It’s been a ton of fun following Revocation’s career; rather than adjusting to modern trends or veering off into weird musical territory they just seem to keep evolving more and more into THEMSELVES. Each passing album sounds more and more Revocation-y, and that’s certainly the case with Deathless which is as good an example of what this band sounds like as any of their albums.
Listen: “Labyrinth of Eyes”
“Great Mistake” is the best death metal song of the year, and “Withering Waves” and “The Fractured One” probably aren’t too far behind. The rest of the album tends to blend together a bit without any other stand-out tracks — which maybe the band knows, given their 20-minute Song of the Crippled Bull EP still comprises a majority of their live setlist — but that doesn’t stop Black Crown Initiate from being one of the brightest up and comers in the death metal sphere.
Listen: “Great Mistake”
The same way Allegaeon’s Elements of the Infinite (see #12 above) saw that band finally coming into their own and defining what it means to be themselves, Language finds The Contortionist maturing into their bodies, unafraid to branch out any which way they feel and unrestrained by genre confines or expectations from their past work. On Language The Contortionist — aided by their skilled new vocalist Michael Lessard, also of Last Chance to Reason — combine a bit of their past heaviness, rooted firmly in the modern, with expansive, atmospheric and substantially chilled-out prog breaks that call to mind Cynic at their trippiest. It works incredibly well, and Language is one helluvan album.
Listen: “Primordial Sound”

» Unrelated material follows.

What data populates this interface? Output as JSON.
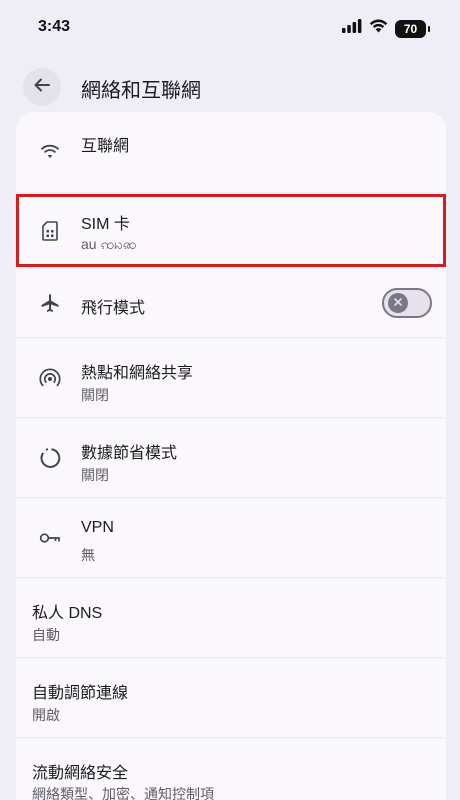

Could be a #1, or at least #2, if not for the vanilla mixing job and brickwalled-to-11 mastering that render The Flesh Prevails unlistenable from start to finish, a hot topic everyone’s been talking about since the album came out. It’s really a shame, because the songs are so fucking good, and this band is clearly onto something — no one else sounds like them right now, and The Flesh Prevails is their coming out party. That it can still land at #4 despite one of the biggest botched production jobs of the year — my ears hurt just listening to ten seconds of the linked song below! — is testament to how solid the material is.

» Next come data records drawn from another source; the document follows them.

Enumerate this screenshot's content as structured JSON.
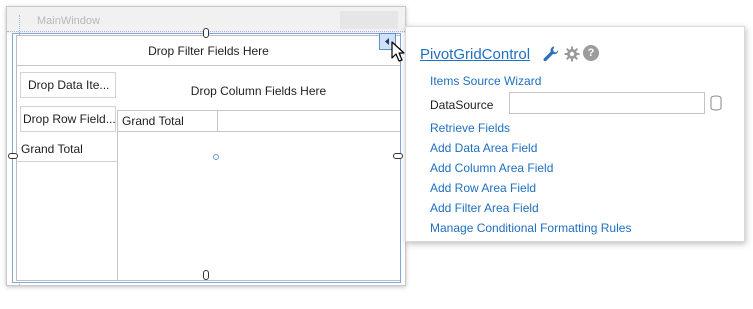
{
  "window": {
    "title": "MainWindow"
  },
  "pivot": {
    "filter_area": "Drop Filter Fields Here",
    "data_area": "Drop Data Ite...",
    "column_area": "Drop Column Fields Here",
    "row_area": "Drop Row Field...",
    "row_grand_total": "Grand Total",
    "column_grand_total": "Grand Total"
  },
  "panel": {
    "title": "PivotGridControl",
    "icons": [
      "wrench-icon",
      "gear-icon",
      "help-icon"
    ],
    "help_glyph": "?",
    "items_source_wizard": "Items Source Wizard",
    "datasource_label": "DataSource",
    "datasource_value": "",
    "links": [
      "Retrieve Fields",
      "Add Data Area Field",
      "Add Column Area Field",
      "Add Row Area Field",
      "Add Filter Area Field",
      "Manage Conditional Formatting Rules"
    ]
  },
  "colors": {
    "link": "#1f6fc2",
    "selection": "#7fa7dc"
  }
}
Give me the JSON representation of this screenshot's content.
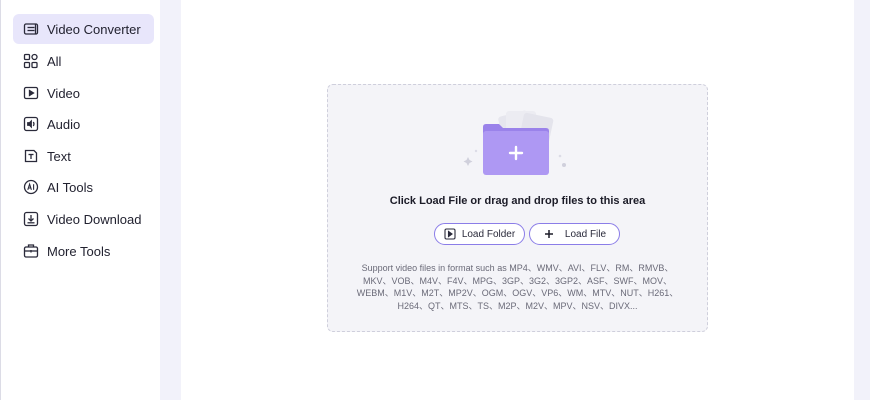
{
  "sidebar": {
    "items": [
      {
        "label": "Video Converter",
        "icon": "video-converter-icon",
        "active": true
      },
      {
        "label": "All",
        "icon": "grid-icon",
        "active": false
      },
      {
        "label": "Video",
        "icon": "video-icon",
        "active": false
      },
      {
        "label": "Audio",
        "icon": "audio-icon",
        "active": false
      },
      {
        "label": "Text",
        "icon": "text-icon",
        "active": false
      },
      {
        "label": "AI Tools",
        "icon": "ai-icon",
        "active": false
      },
      {
        "label": "Video Download",
        "icon": "download-icon",
        "active": false
      },
      {
        "label": "More Tools",
        "icon": "toolbox-icon",
        "active": false
      }
    ]
  },
  "dropzone": {
    "title": "Click Load File or drag and drop files to this area",
    "load_folder_label": "Load Folder",
    "load_file_label": "Load File",
    "support_lines": [
      "Support video files in format such as MP4、WMV、AVI、FLV、RM、RMVB、",
      "MKV、VOB、M4V、F4V、MPG、3GP、3G2、3GP2、ASF、SWF、MOV、",
      "WEBM、M1V、M2T、MP2V、OGM、OGV、VP6、WM、MTV、NUT、H261、",
      "H264、QT、MTS、TS、M2P、M2V、MPV、NSV、DIVX..."
    ]
  },
  "colors": {
    "accent": "#8b7de8",
    "folder": "#a992f0",
    "active_bg": "#e8e6fb",
    "background": "#f2f2fa"
  }
}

Not only did they write the album everyone wanted them to write, but they exceeded all expectations. It’s all here: the riffs, the melody, the art, the bone-crunching vocal delivery. At War With Reality rips in a way that no other melodeath releases — nay, most metal releases, period — can even come close to touching.

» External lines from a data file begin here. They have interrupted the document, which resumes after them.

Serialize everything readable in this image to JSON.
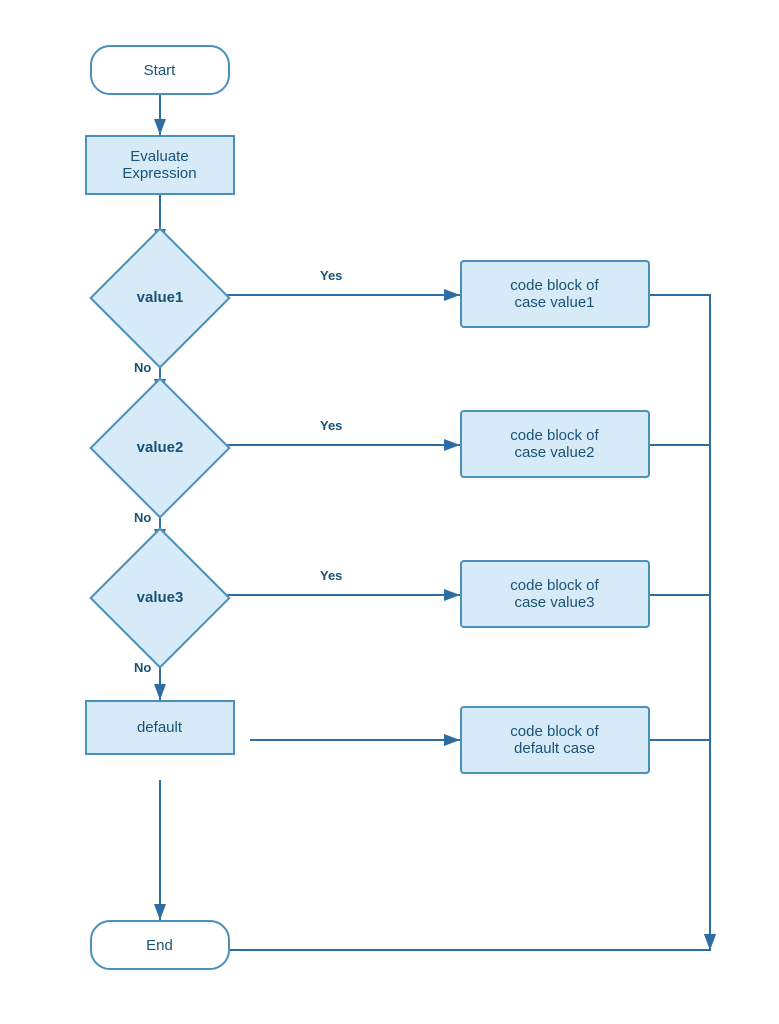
{
  "nodes": {
    "start": {
      "label": "Start"
    },
    "evaluate": {
      "label": "Evaluate\nExpression"
    },
    "value1": {
      "label": "value1"
    },
    "value2": {
      "label": "value2"
    },
    "value3": {
      "label": "value3"
    },
    "default": {
      "label": "default"
    },
    "end": {
      "label": "End"
    },
    "code1": {
      "label": "code block of\ncase value1"
    },
    "code2": {
      "label": "code block of\ncase value2"
    },
    "code3": {
      "label": "code block of\ncase value3"
    },
    "codeDefault": {
      "label": "code block of\ndefault case"
    }
  },
  "arrows": {
    "yes": "Yes",
    "no": "No"
  },
  "colors": {
    "border": "#4a90b8",
    "fill": "#d6eaf8",
    "arrow": "#2e6da4",
    "text": "#1a5276"
  }
}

Listen: “Death and the Labyrinth”
Devin has proven equally capable of writing both uber-heavy metal (Deconstruction, Z2’s Dark Matters disc) and super-light non-metal (Casualties of Cool, Ghost) but it seems as if his sweet-spot is right in between, making pop-flavored metal albums that are easy to sing along to but handily more complex than anything else out there (Addicted, Epicloud, this one). Not only is he just so GOOD at it, but it seems to be where he himself has the most fun, and that happiness shines through in the music. In that regard, Sky Blue delivers and then some where Dark Matters feels just… a little too tryhard-y.
Listen: “Universal Flame”
1. Babymetal – Babymetal (Amuse Inc. / Toy’s Factory Inc.)
A complete game-changer, and the de facto most-argued about album of the year. Sure, the cute Japanese teenage girl angle is great — and hella entertaining — but it wouldn’t mean anything if the band members weren’t masters of their instruments who write perfect songs. Every track is catchy from beginning to end, and the bizarre presentation makes it impossible to look away. Call me a pedo, call me a troll, but the fact is that I don’t think I listened to any album more in 2014, and there was no band I was more anxious to share with friends both metal and non-metal alike. Sometimes metal needs to be fun, and Babymetal are all about it.